@dragonn axis compensation was added to accommodate improperly built printers.
Why should we not be aiming for theoretically perfect? It's a much cleaner approach than simply applying bandaids over dirty bandaids.
The problem of achieving perfect prints from FDM has already been solved, and Duet electronics with RepRapFirmware already allow it. Speed improvements and "vibration reduction" has thus far only been proposed for mechanical systems which are less than adequate. I don't buy into this, at all. If this type of direction is pursued with the main branch of RRF, I will be considering the maintenance of a new branch designed for long-term support (ie, more locked down features) and geared towards high-end professional hardware.
TL;DR Great idea! I think that would be a huge benefit to the community. I would be happy to help with this endeavor; assuming that it can be done in conjunction/co-operation with @dc42 and @T3P3Tony to avoid fragmenting the RRF user base as that has a tendency to undermine the value of both projects.
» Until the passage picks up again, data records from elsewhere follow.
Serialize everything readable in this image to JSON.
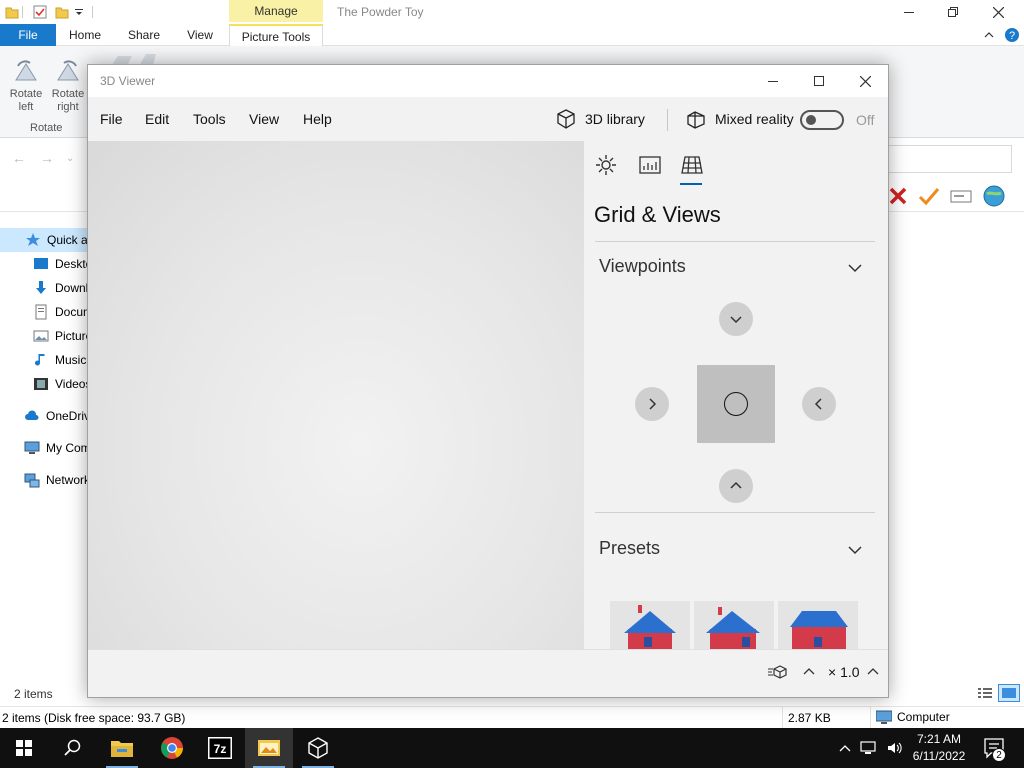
{
  "explorer": {
    "title": "The Powder Toy",
    "manage_tab": "Manage",
    "tabs": {
      "file": "File",
      "home": "Home",
      "share": "Share",
      "view": "View",
      "picture_tools": "Picture Tools"
    },
    "ribbon": {
      "rotate_left": "Rotate left",
      "rotate_right": "Rotate right",
      "group_label": "Rotate"
    },
    "nav_items": [
      "Quick ac",
      "Deskto",
      "Downl",
      "Docum",
      "Picture",
      "Music",
      "Videos",
      "OneDriv",
      "My Com",
      "Network"
    ],
    "item_count": "2 items",
    "status": {
      "left": "2 items (Disk free space: 93.7 GB)",
      "size": "2.87 KB",
      "location": "Computer"
    }
  },
  "viewer": {
    "title": "3D Viewer",
    "menu": {
      "file": "File",
      "edit": "Edit",
      "tools": "Tools",
      "view": "View",
      "help": "Help"
    },
    "library_label": "3D library",
    "mixed_reality_label": "Mixed reality",
    "toggle_state": "Off",
    "panel": {
      "heading": "Grid & Views",
      "viewpoints_label": "Viewpoints",
      "presets_label": "Presets"
    },
    "speed_label": "× 1.0"
  },
  "taskbar": {
    "time": "7:21 AM",
    "date": "6/11/2022",
    "notification_count": "2",
    "apps": [
      "windows-start",
      "search",
      "file-explorer",
      "chrome",
      "7zip",
      "photos",
      "3d-viewer"
    ]
  },
  "colors": {
    "accent": "#1979ca",
    "manage": "#f9f1a5",
    "taskbar": "#101010",
    "viewer_bg": "#f2f2f2"
  }
}
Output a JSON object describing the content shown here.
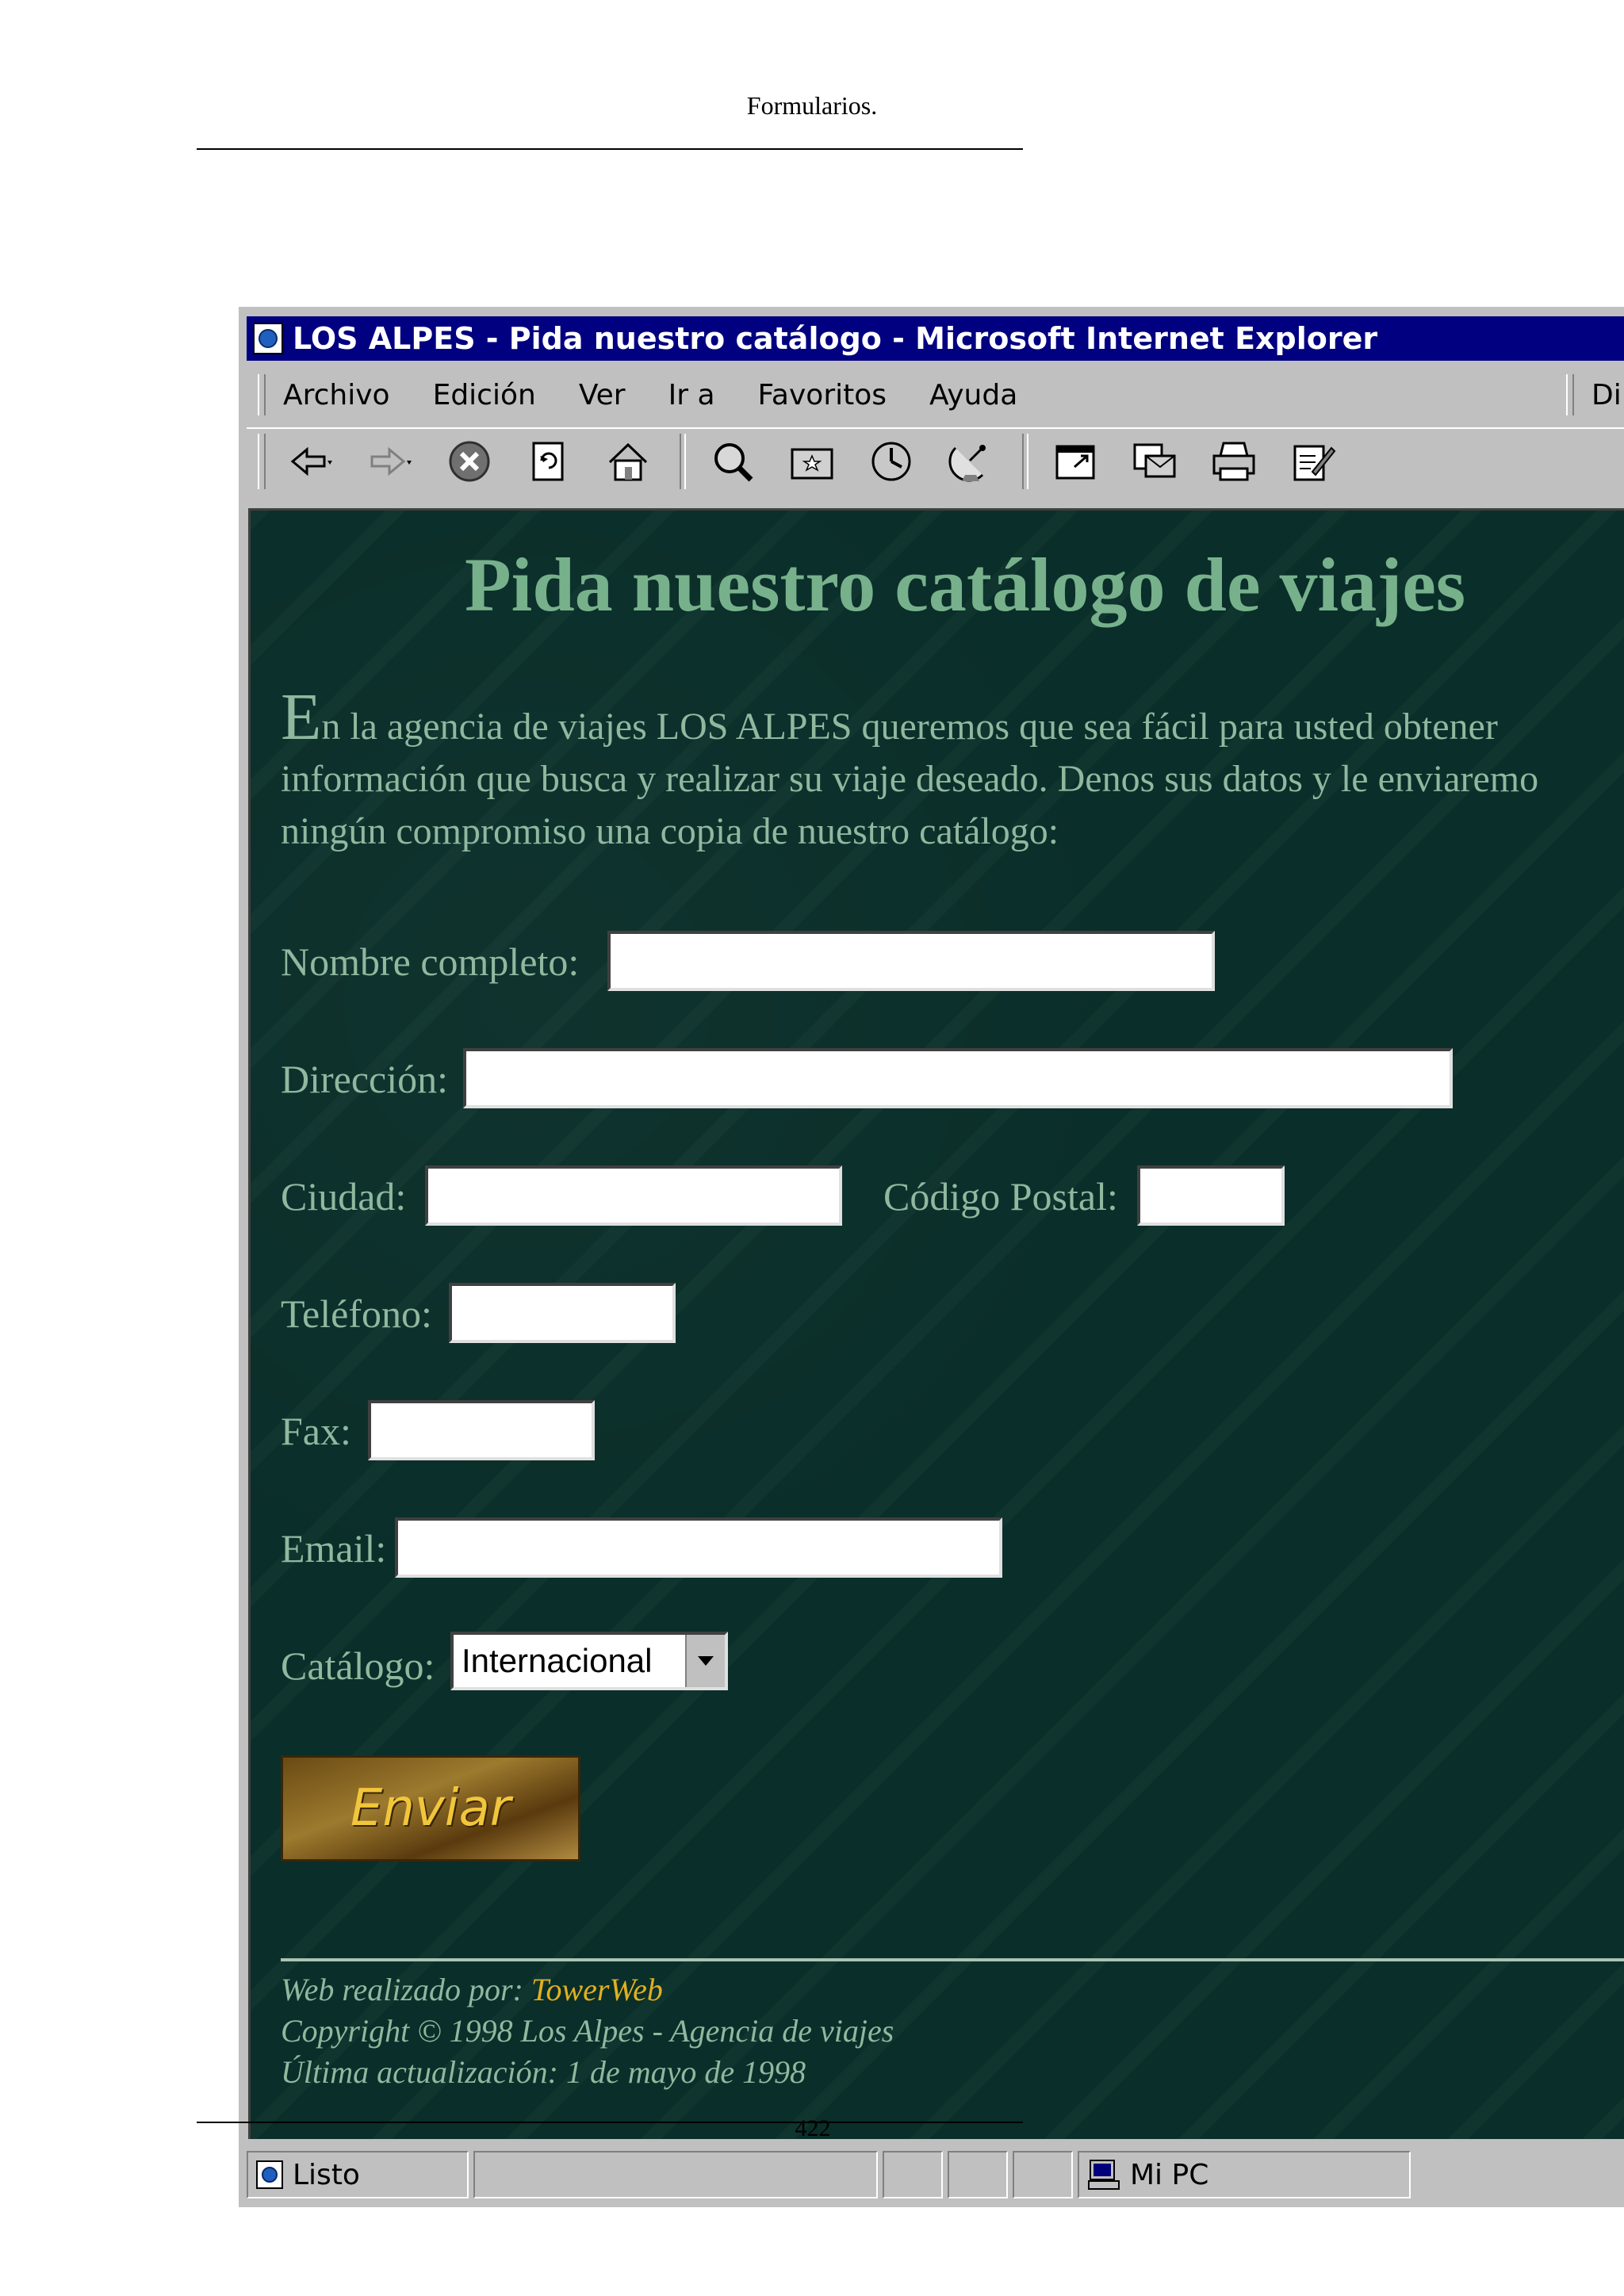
{
  "document": {
    "header": "Formularios.",
    "page_number": "422"
  },
  "window": {
    "title": "LOS ALPES - Pida nuestro catálogo - Microsoft Internet Explorer",
    "menu": [
      "Archivo",
      "Edición",
      "Ver",
      "Ir a",
      "Favoritos",
      "Ayuda"
    ],
    "address_label": "Dire",
    "toolbar_icons": [
      "back-icon",
      "forward-icon",
      "stop-icon",
      "refresh-icon",
      "home-icon",
      "search-icon",
      "favorites-icon",
      "history-icon",
      "channels-icon",
      "fullscreen-icon",
      "mail-icon",
      "print-icon",
      "edit-icon"
    ]
  },
  "page": {
    "title": "Pida nuestro catálogo de viajes",
    "intro_dropcap": "E",
    "intro_line1": "n la agencia de viajes LOS ALPES queremos que sea fácil para usted obtener",
    "intro_line2": "información que busca y realizar su viaje deseado. Denos sus datos y le enviaremo",
    "intro_line3": "ningún compromiso una copia de nuestro catálogo:",
    "form": {
      "nombre_label": "Nombre completo:",
      "direccion_label": "Dirección:",
      "ciudad_label": "Ciudad:",
      "codigo_postal_label": "Código Postal:",
      "telefono_label": "Teléfono:",
      "fax_label": "Fax:",
      "email_label": "Email:",
      "catalogo_label": "Catálogo:",
      "catalogo_value": "Internacional",
      "submit_label": "Enviar"
    },
    "footer": {
      "made_by_prefix": "Web realizado por: ",
      "made_by_link": "TowerWeb",
      "copyright": "Copyright © 1998 Los Alpes - Agencia de viajes",
      "updated": "Última actualización: 1 de mayo de 1998"
    }
  },
  "statusbar": {
    "status": "Listo",
    "zone": "Mi PC"
  },
  "colors": {
    "page_background": "#0a2e29",
    "title_green": "#77b18c",
    "text_green": "#8fb89f",
    "link_gold": "#e0b020",
    "titlebar": "#000080"
  }
}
I think an argument could be made that something similar to this approach might be valuable regardless. Many software packages and platforms follow an approach similar to this. For instance the "Long Term Support" version of node.js is currently 8.x while the "Latest and greatest" is 9.x this allows users of the system to choose a path that they are most comfortable with.
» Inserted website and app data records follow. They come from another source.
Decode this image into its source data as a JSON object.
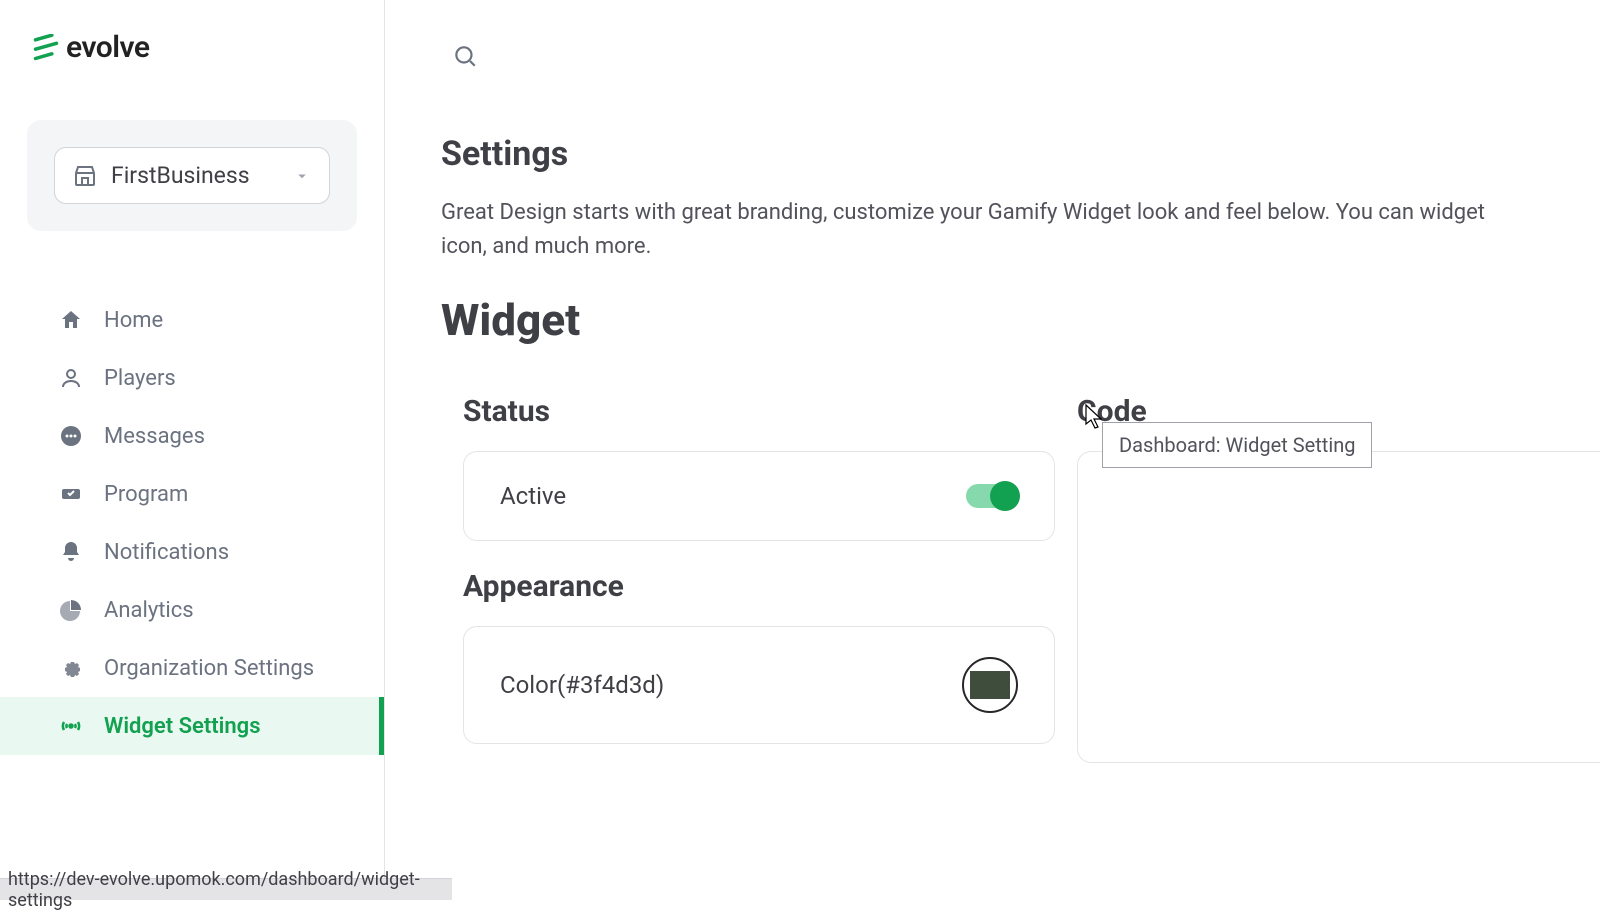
{
  "brand": {
    "name": "evolve"
  },
  "business_selector": {
    "name": "FirstBusiness"
  },
  "sidebar": {
    "items": [
      {
        "label": "Home"
      },
      {
        "label": "Players"
      },
      {
        "label": "Messages"
      },
      {
        "label": "Program"
      },
      {
        "label": "Notifications"
      },
      {
        "label": "Analytics"
      },
      {
        "label": "Organization Settings"
      },
      {
        "label": "Widget Settings"
      }
    ]
  },
  "header": {
    "title": "Settings",
    "description": "Great Design starts with great branding, customize your Gamify Widget look and feel below. You can widget icon, and much more."
  },
  "section": {
    "title": "Widget"
  },
  "status": {
    "heading": "Status",
    "active_label": "Active",
    "active_value": true
  },
  "appearance": {
    "heading": "Appearance",
    "color_label": "Color(#3f4d3d)",
    "color_value": "#3f4d3d"
  },
  "code": {
    "heading": "Code"
  },
  "tooltip": {
    "text": "Dashboard: Widget Setting"
  },
  "status_bar": {
    "url": "https://dev-evolve.upomok.com/dashboard/widget-settings"
  },
  "colors": {
    "accent": "#12a150"
  }
}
I think that in some ways @dc42 is following this now albeit without a ton of formalization around it. For instance he mentioned in either the 2.0 thread or the 1.2.1 thread that he would back port critical fixes from 2.0 to 1.2.1 in some cases. Once 2.0 is stabilized and considered the gold standard I think it could be very cool to have two options to choose from "stable" and "latest".
One of the greatest things about the RepRap community is that many of it's members are always challenging "state of the art" and "good enough". This has resulted in some amazing things (The Duet, 32bit motion controllers, new kinematics, the flex3drive / zesty, PEI print beds, dual extrusion, linear advance, piezo sensors, olsson ruby, laser filament monitors, etc...). It also has resulted in a lot of dead ends, failed concepts, bugs, fires, and forum debates. The constant desire to improve if only by a few microns is one of the reasons that FDM printers today are so amazing and useful.
There will always be people trying to compensate for poorly constructed machines by changing slicer settings, trying new firmware features, and/or putting an olsson ruby on a machine that only prints PLA. One of the first things I tell anyone getting in to 3D printing is "don't even try auto bed leveling until you can level a bed by hand". Obviously some software and hardware features have made it easier to have a "less than perfect" printer and achieve decent results. This has lowered the barrier to entry for 3D printing. This is a good thing! A lower barrier to entry means more people using / buying products which results in new products (like the Duet), and lower costs (manufacturing efficiency due to volume). There is nothing wrong with these people, in fact, they are CRITICAL.
There are also people like me who will redesign parts, spend hours printing them, and rebuild an entire machine because I want to PLAY with a new sensor, motion, or cooling concept. These people will obsess over the math behind .9 degree stepper motors, 6th-order jerk controlled motion planning, the amount of deflection in a delrin wheel, how thermoplastics bond at various temperatures, the G-code generated by a slicer, the thermo and fluid dynamics of melted plastic, layer adhesion, etc. We are annoying as hell, opinionated, passionate, and constantly looking for something new to play with in the hopes that we can somehow eventually print a Cessna or something. In reality we will probably pretty much just print new parts for our printers...forever.
There are also people that use their printers in a mission critical environment and while I contend that the fact that they can do this is very directly related to so many people pushing the state of the art for so long; it doesn't change the fact that they need things to "just work".
There is ample room for all sets of ideals, goals, and passions in this space; and quite frankly none of them are going anywhere and all are necessary for the continued success and growth of the industry. Curtailing the experience of one group for the benefit of another can spell the end of innovation, the end of progress, and ultimately that hurts everyone.
@dc42 and @T3P3Tony are obviously quite busy, have business to run, and donate a TON of their personal time to the support and maintenance of their products and the community as a whole. I would never dream of asking them to do more than they already are so perhaps someone stepping up to help maintain a "stable" branch of the firmware and only bringing in new features when they are proven to either be at a minimum benign, or at best useful could be huge. Most of my real-world C/C++ experience is in developing against OpenGL on iOS but I am already planning on jumping into some firmware development for the Duet and would be more than happy to assist with the maintenance of something like this; but only with the blessing of @dc42 as the last thing I would want to do is accidentally fragment the RRF user base as I don't think that this would provide value in the long run.